After treatment as you return to work, there are many choices you will need to make. One thing you’ll need to decide is how transparent you want to be about your recovery. Being in recovery is nothing to be ashamed of. However, protecting your privacy at work can be helpful and essential.
Sharing your recovery journey is always a choice; it takes time to learn when, where, and with whom to share it. Identifying relationships that can aid in your recovery is a skill set that takes time, but you will learn to balance your need for privacy with openness about your recovery.
The Value of Privacy at Work
Each individual’s experiences at work will vary. However, there are common stigmas regarding addiction. In general, these judgments come from a lack of understanding about addiction. For instance, those who don’t understand addiction commonly believe it is a choice rather than a disease. This belief can result in dangerous and reckless behaviors. When others have this belief, it can influence you. A study published in 2020 found that stigmas regarding addiction are often internalized, leading to poorer recovery outcomes.
Guarding your privacy at work is one way to protect yourself from the judgment of coworkers. In particular, you’ll want to guard against the judgment of coworkers who don’t understand the biology of addiction or aren’t likely to want to learn. The behaviors of those who are judgmental or don’t understand can cause emotional pain and affect your self-esteem. Because of this, it is important to be mindful of who you should be open with.
Benefits of Sharing
While work hours vary, many people spend 40-60 hours a week with coworkers or at work. This is a huge amount of time, and coworkers can be a wonderful source of community. Maintaining and building connections with others is important to maintaining sobriety. After all, there are many dangers of being isolated in recovery, including an increased risk of relapse.

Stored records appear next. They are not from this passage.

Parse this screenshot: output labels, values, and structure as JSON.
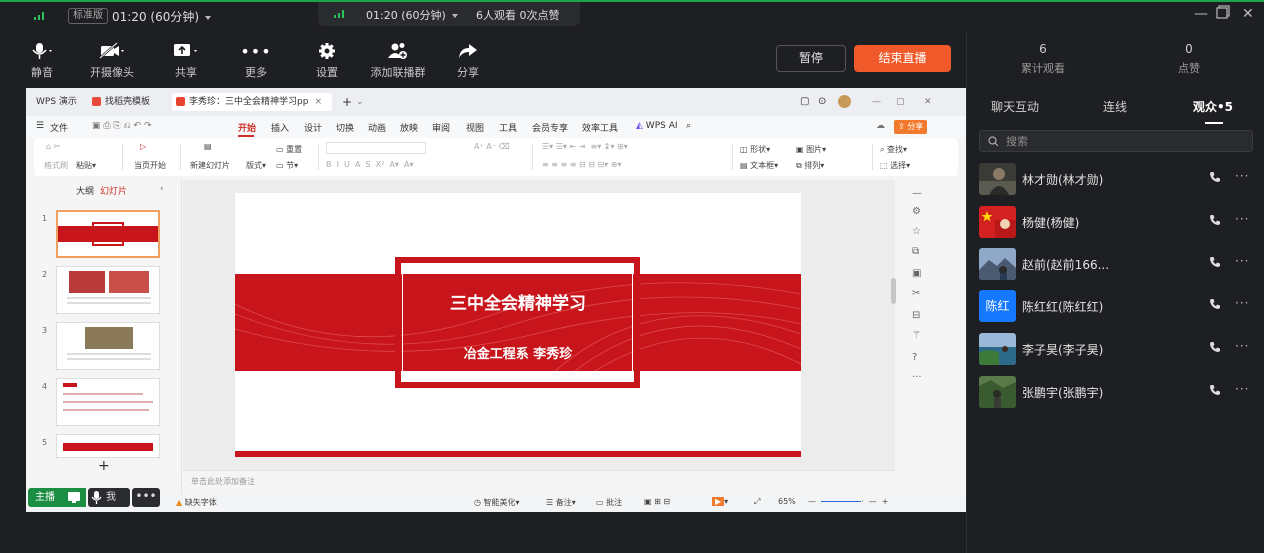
{
  "topbar": {
    "badge": "标准版",
    "time": "01:20 (60分钟)",
    "center_time": "01:20 (60分钟)",
    "center_stats": "6人观看 0次点赞"
  },
  "toolbar": {
    "mute": "静音",
    "camera": "开摄像头",
    "share": "共享",
    "more": "更多",
    "settings": "设置",
    "add_group": "添加联播群",
    "share_out": "分享",
    "pause": "暂停",
    "end_live": "结束直播"
  },
  "stats": {
    "views_count": "6",
    "views_label": "累计观看",
    "likes_count": "0",
    "likes_label": "点赞"
  },
  "right_tabs": [
    "聊天互动",
    "连线",
    "观众•5"
  ],
  "search": {
    "placeholder": "搜索"
  },
  "viewers": [
    {
      "name": "林才勋(林才勋)",
      "avatar": "photo-dark"
    },
    {
      "name": "杨健(杨健)",
      "avatar": "flag-red"
    },
    {
      "name": "赵前(赵前166...",
      "avatar": "photo-mountain"
    },
    {
      "name": "陈红红(陈红红)",
      "avatar": "text-blue",
      "avatar_text": "陈红"
    },
    {
      "name": "李子昊(李子昊)",
      "avatar": "photo-coast"
    },
    {
      "name": "张鹏宇(张鹏宇)",
      "avatar": "photo-green"
    }
  ],
  "wps": {
    "tab_home": "WPS 演示",
    "tab_template": "找稻壳模板",
    "tab_doc": "李秀珍：三中全会精神学习pp",
    "menu": [
      "文件",
      "开始",
      "插入",
      "设计",
      "切换",
      "动画",
      "放映",
      "审阅",
      "视图",
      "工具",
      "会员专享",
      "效率工具"
    ],
    "wps_ai": "WPS AI",
    "share": "分享",
    "ribbon": {
      "format_painter": "格式刷",
      "paste": "粘贴",
      "start_slide": "当页开始",
      "new_slide": "新建幻灯片",
      "layout": "版式",
      "section": "节",
      "reset": "重置",
      "shape": "形状",
      "picture": "图片",
      "textbox": "文本框",
      "arrange": "排列",
      "find": "查找",
      "select": "选择"
    },
    "left_tabs": {
      "outline": "大纲",
      "slides": "幻灯片"
    },
    "slide_numbers": [
      "1",
      "2",
      "3",
      "4",
      "5"
    ],
    "slide": {
      "title": "三中全会精神学习",
      "subtitle": "冶金工程系   李秀珍"
    },
    "notes_placeholder": "单击此处添加备注",
    "status": {
      "missing_font": "缺失字体",
      "beautify": "智能美化",
      "notes": "备注",
      "comments": "批注",
      "zoom": "65%"
    }
  },
  "hostbar": {
    "host": "主播",
    "me": "我"
  },
  "colors": {
    "accent_green": "#1fa34a",
    "end_button": "#f05a2a",
    "slide_red": "#c8151b",
    "background": "#1e1f22"
  }
}
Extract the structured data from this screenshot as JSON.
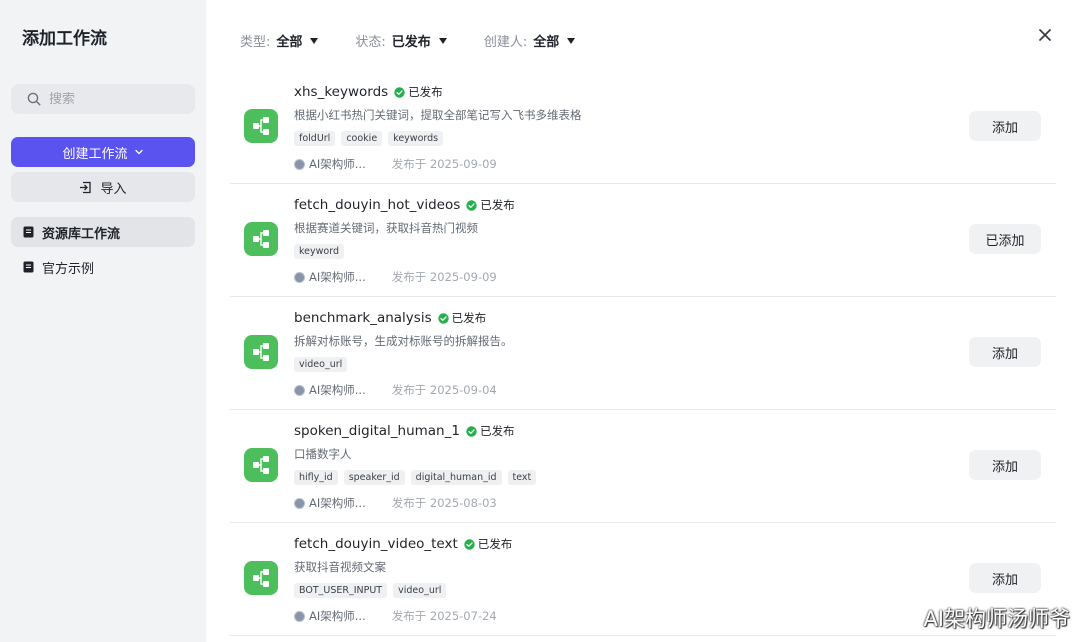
{
  "dialog": {
    "title": "添加工作流"
  },
  "sidebar": {
    "search": {
      "placeholder": "搜索",
      "icon": "search-icon"
    },
    "create_button": {
      "label": "创建工作流",
      "icon": "chevron-down-icon",
      "color": "#5a53f0"
    },
    "import_button": {
      "label": "导入",
      "icon": "import-icon"
    },
    "nav": [
      {
        "label": "资源库工作流",
        "active": true,
        "icon": "library-icon"
      },
      {
        "label": "官方示例",
        "active": false,
        "icon": "library-icon"
      }
    ]
  },
  "filters": [
    {
      "label": "类型:",
      "value": "全部"
    },
    {
      "label": "状态:",
      "value": "已发布"
    },
    {
      "label": "创建人:",
      "value": "全部"
    }
  ],
  "close_icon": "close-icon",
  "workflows": [
    {
      "name": "xhs_keywords",
      "status": "已发布",
      "description": "根据小红书热门关键词，提取全部笔记写入飞书多维表格",
      "tags": [
        "foldUrl",
        "cookie",
        "keywords"
      ],
      "author": "AI架构师...",
      "published": "发布于 2025-09-09",
      "action": "添加"
    },
    {
      "name": "fetch_douyin_hot_videos",
      "status": "已发布",
      "description": "根据赛道关键词，获取抖音热门视频",
      "tags": [
        "keyword"
      ],
      "author": "AI架构师...",
      "published": "发布于 2025-09-09",
      "action": "已添加"
    },
    {
      "name": "benchmark_analysis",
      "status": "已发布",
      "description": "拆解对标账号，生成对标账号的拆解报告。",
      "tags": [
        "video_url"
      ],
      "author": "AI架构师...",
      "published": "发布于 2025-09-04",
      "action": "添加"
    },
    {
      "name": "spoken_digital_human_1",
      "status": "已发布",
      "description": "口播数字人",
      "tags": [
        "hifly_id",
        "speaker_id",
        "digital_human_id",
        "text"
      ],
      "author": "AI架构师...",
      "published": "发布于 2025-08-03",
      "action": "添加"
    },
    {
      "name": "fetch_douyin_video_text",
      "status": "已发布",
      "description": "获取抖音视频文案",
      "tags": [
        "BOT_USER_INPUT",
        "video_url"
      ],
      "author": "AI架构师...",
      "published": "发布于 2025-07-24",
      "action": "添加"
    }
  ],
  "colors": {
    "workflow_icon": "#4cbf5c",
    "published_dot": "#22b04b",
    "accent": "#5a53f0"
  },
  "watermark": "AI架构师汤师爷"
}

Preventing relapse is very important in recovery. A study published in the Yale Journal of Biology and Medicine in 2015 found that being honest decreases the risk of relapse. Sharing with coworkers can help to educate coworkers about recovery, improving your experience and theirs. It can also help you to build a deep and honest relationship with people, which in turn helps you to be held accountable and get support when needed.
Identifying Safe People
Sharing that you are in recovery does not have to be all or nothing. It is always a choice, and you get to pick and choose with whom you share. There are negative and positive impacts of sharing and it is important to identify the relationships where it is appropriate to do so. Some choices will be more about practicality. For example, being open with your boss can help to explain an absence for treatment or get the necessary support at work.
However, other relationships will be more about comfort. One option is to build on current relationships that you already feel safe within. Perhaps choose one person you trust to confide in first. You do not have to go into all the details and can start at whatever level of openness suits you at the time.
How to Be Open About Your Recovery While Protecting Your Privacy
The way you talk about your recovery can impact how it is perceived and help to protect your privacy while being open. For example, if you are sharing that you are in recovery with your boss for practical reasons, emphasize that you are firmly on the road to recovery. This means leaving out details about past drug or alcohol use and presenting your journey in a positive light.
With coworkers, this can also be useful. Adjusting how you speak about your recovery will change how others understand the situation. This will likely mean sharing what is helpful for you, which can change over time. It also means not sharing the aspects that may damage work relationships. Remember, each relationship is different.
Striking a Balance of Privacy at Work
The most important part of choosing who, when, and how to be open about your recovery is to strike a balance. Choose relationships that are practical to share your recovery with, such as your boss, human resources (HR) department, or superior. These relationships can help you to get support when needed at work.
Balancing privacy and community with coworkers will look different for each person and work environment. For some, not sharing with any coworkers may be the best choice. For others, opening up to a group of coworkers can help. When considering what balance to strike, it can help to consider what makes the most sense for you. If sharing with coworkers aids in your recovery, great! However, there is no obligation to be open. It is always a choice that can change and evolve.
Maintaining privacy can be very helpful at work. However, there are benefits to being open about your recovery, particularly with those you trust and feel comfortable with. At Pacific Sands Recovery Center, we help working professionals get sober and learn the skills to be successful in recovery. This includes learning how to speak with individuals in your life about your recovery. Your work life is important, and often it’s a huge part of your community. Learning the skills to skare and build relationships that are both professional and honest can aid recovery and also improve your work life. If you are interested in learning more about our programs, call us today at (949) 426-7962.